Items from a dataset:
────────────────

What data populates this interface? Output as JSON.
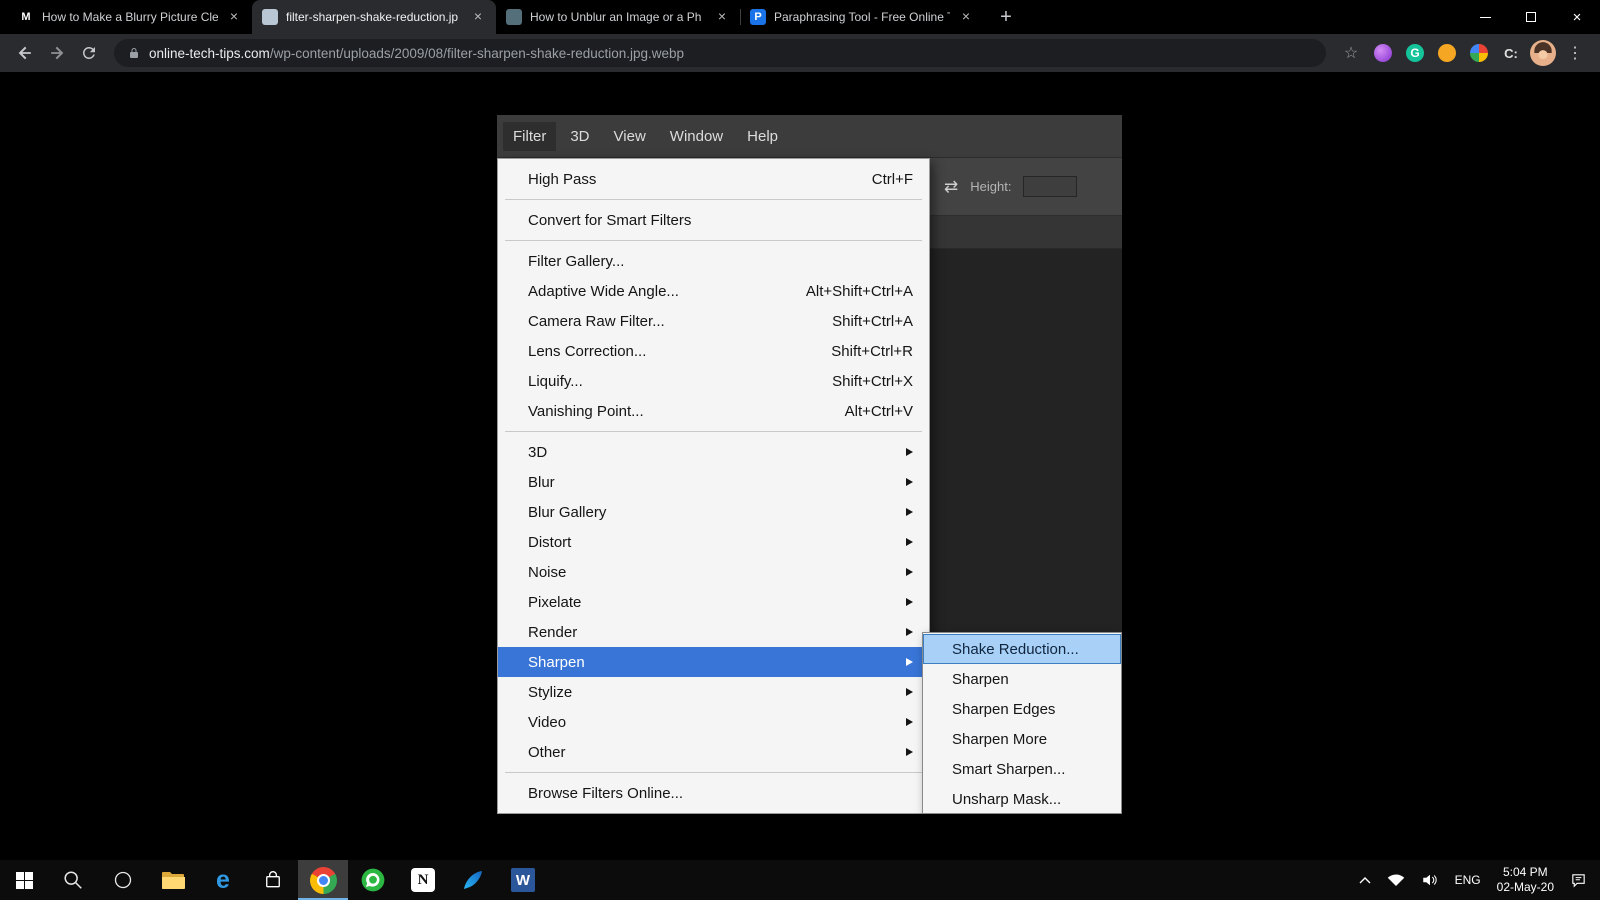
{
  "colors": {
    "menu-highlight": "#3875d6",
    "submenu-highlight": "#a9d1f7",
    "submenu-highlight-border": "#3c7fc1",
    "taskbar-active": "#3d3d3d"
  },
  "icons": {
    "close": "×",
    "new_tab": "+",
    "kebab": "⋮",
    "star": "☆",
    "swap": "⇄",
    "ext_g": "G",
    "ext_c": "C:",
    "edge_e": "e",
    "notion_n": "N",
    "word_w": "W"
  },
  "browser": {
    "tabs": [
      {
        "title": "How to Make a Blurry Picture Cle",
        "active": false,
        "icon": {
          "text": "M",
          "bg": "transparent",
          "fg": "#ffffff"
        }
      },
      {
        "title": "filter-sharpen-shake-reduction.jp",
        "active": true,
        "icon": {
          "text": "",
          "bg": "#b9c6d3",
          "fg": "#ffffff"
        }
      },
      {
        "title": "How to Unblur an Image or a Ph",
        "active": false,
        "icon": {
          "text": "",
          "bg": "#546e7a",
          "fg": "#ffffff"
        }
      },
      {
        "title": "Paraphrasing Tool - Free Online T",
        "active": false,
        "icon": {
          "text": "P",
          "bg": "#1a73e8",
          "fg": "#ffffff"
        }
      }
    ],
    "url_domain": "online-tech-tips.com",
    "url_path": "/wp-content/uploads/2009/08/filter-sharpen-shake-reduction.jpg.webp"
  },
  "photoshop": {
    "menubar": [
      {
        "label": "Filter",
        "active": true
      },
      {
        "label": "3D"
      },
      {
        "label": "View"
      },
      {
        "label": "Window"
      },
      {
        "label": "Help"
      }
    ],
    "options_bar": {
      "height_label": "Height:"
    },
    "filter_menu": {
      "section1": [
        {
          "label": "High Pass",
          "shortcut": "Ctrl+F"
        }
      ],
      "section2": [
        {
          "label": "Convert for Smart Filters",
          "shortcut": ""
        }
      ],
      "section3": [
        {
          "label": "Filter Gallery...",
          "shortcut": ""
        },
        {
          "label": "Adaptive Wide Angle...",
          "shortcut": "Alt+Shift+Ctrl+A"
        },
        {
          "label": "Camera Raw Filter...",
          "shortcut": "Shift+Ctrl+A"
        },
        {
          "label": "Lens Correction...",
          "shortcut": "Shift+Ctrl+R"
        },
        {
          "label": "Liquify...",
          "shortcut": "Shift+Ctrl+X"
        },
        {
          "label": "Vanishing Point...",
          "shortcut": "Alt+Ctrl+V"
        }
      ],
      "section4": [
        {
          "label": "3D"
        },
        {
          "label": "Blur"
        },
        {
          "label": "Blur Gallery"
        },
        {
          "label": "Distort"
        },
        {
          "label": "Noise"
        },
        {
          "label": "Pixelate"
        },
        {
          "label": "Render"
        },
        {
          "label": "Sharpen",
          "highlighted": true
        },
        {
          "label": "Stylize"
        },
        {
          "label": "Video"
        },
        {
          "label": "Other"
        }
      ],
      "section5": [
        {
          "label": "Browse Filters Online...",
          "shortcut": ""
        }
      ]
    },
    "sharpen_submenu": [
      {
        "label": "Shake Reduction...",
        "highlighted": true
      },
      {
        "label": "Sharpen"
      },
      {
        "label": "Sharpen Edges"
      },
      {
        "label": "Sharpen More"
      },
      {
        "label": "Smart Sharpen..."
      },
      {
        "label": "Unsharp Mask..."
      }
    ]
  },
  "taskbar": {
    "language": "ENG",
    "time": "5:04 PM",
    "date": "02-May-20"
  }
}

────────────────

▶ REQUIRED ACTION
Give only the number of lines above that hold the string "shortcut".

▶ WRITTEN SOLUTION
9